Today I want to talk about the way we worship. And I’m not talking about wearing a mask, or social distancing, or even the rudimentary parts of worship like genuflecting or singing or observing silence, as important as those things are. In fact, I’m not talking about worship in the sense of what we do here at church at all. I’m talking about what we do before and after Mass; the worship we do out there in the world—the whole business of living our lives, and letting worship affect everything, because it should—in fact it has to. The thing is, as challenging as it is to worship when we’re here in church, it’s still way easier than worshipping out there in the world, isn’t it? But Jesus has always been clear that worship has to mean something in our daily living, or it’s not true worship at all.
You know the issue quite well, I’m sure. We may intend to work hard, and pray reflectively, but life almost always throws us a curve ball and all our pious plans go out the window. You know what I mean, right? People at work don’t do what they’re supposed to. Others in our family get into rough situations and test our patience. Our commute is exacerbated by the pouring rain. And it can go even deeper: news about a loved one’s illness, news about our own illness, the fear of a pandemic, and on and on. And then we can slip up and fall into sin, that sin we have been praying hard to overcome and doing everything we can to avoid. Our pious plans can turn into a very rough week indeed.
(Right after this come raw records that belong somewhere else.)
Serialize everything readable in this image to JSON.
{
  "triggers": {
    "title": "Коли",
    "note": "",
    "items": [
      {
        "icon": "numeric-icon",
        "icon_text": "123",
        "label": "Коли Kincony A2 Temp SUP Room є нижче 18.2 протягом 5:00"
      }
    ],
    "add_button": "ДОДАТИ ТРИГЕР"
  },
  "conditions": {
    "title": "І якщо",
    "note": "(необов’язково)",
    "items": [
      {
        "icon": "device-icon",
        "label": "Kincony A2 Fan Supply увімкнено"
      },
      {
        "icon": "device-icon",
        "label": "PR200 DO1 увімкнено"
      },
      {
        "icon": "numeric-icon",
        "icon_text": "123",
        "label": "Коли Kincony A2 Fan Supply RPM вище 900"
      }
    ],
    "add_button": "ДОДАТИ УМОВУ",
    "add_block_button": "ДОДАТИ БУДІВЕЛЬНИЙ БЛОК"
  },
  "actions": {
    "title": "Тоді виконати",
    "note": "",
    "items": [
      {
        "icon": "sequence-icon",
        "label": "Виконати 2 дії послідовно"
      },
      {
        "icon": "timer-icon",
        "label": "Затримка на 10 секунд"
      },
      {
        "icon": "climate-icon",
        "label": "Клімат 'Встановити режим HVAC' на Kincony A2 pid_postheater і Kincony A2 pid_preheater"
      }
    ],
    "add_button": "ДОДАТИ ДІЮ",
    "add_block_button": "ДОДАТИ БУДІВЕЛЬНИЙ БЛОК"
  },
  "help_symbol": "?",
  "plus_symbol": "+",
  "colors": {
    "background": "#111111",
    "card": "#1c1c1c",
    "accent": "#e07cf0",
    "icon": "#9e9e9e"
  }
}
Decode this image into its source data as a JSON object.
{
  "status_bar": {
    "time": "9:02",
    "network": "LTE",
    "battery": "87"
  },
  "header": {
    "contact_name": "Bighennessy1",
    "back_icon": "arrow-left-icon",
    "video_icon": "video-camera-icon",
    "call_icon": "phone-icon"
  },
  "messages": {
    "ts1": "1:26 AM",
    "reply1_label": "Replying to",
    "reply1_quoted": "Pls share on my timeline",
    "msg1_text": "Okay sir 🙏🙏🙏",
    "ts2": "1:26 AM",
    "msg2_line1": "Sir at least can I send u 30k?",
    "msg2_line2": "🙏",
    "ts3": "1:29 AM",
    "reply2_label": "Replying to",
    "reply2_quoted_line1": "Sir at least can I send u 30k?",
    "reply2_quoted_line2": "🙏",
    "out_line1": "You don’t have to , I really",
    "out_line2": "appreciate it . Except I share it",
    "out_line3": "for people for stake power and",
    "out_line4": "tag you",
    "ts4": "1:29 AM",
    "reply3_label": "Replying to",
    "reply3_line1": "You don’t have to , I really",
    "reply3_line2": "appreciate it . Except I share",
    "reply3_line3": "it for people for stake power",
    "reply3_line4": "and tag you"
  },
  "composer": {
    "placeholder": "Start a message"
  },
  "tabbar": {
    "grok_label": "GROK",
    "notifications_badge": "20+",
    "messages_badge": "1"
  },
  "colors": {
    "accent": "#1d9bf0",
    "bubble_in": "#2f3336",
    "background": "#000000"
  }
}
Really, among the blessings – and we have to admit, there are blessings – life can derail us and bring us to a rather frustrating place.
The good news is that our Liturgy of the Word speaks to all of that today, I think. The wisdom writer in the first reading praises God who has the care of all, and who permits repentance for sins. The Psalmist extols God who is merciful and gracious, slow to anger and abounding in kindness and fidelity. Saint Paul tells the Romans, and us, that the Holy Spirit comes to our aid in our weakness, helping us to pray the right way, even praying in our stead when we cannot. We need all that consolation when our week doesn’t go the way we hoped.
And then we have the Gospel, which continues the theme of planting seeds that we heard last week. Here we hear of the wisdom of God who allows the weeds to grow among the wheat and is wise enough to sort it all out at the harvest time. This Gospel talks all about the Kingdom of God and what it will be like. It will be like a tiny mustard seed that grows up to become a huge shrub. It will be like a measure of yeast mixed with flour to become a loaf of bread.
Here are a couple of things I want us to take from this Gospel. First, the Kingdom of God is now. Jesus made it real, showing us that the kingdom is present in ordinary ways: a mustard seed, a measure of yeast. He wants us to see that we don’t have to wait for a far-off distant Kingdom or some kind of extraordinary sign, but instead to live in the Kingdom now, where he is our King. That means we have to put the whole of our being and our lives and everything we do in his service.
Second, the mustard seed, the yeast – that’s us. We are the ones to come to life and make the Kingdom happen. Jesus needs us to go out and proclaim the message, to witness to the presence of the Kingdom, to make people want to be part of it. Our prayer, our love, our joy, all of that make it possible for people to come to know Christ. The Kingdom of God is our true home; the rest of the world is just a road along which we are traveling. When we live in the Kingdom here and now, when every moment of our lives is lived in anticipation of the holy presence of God, we will be ready for the great coming of the Kingdom in heaven, where all will be made right and we will live forever as one with our God.
If we’ve had a less than stellar week, we need that good news, we need that Kingdom. We need to know that God is patient, and forgiving, and allows us to come to maturity before there’s judgment. We need to know there is mercy and forgiveness, and a Spirit that prays with us and for us in our weakness. And we need to hear Jesus call us to be leaven in the world, even though we’re not perfect. He needs us to work on changing sadness to hope, directing all eyes to the One who is our true King. That, friends, is true worship.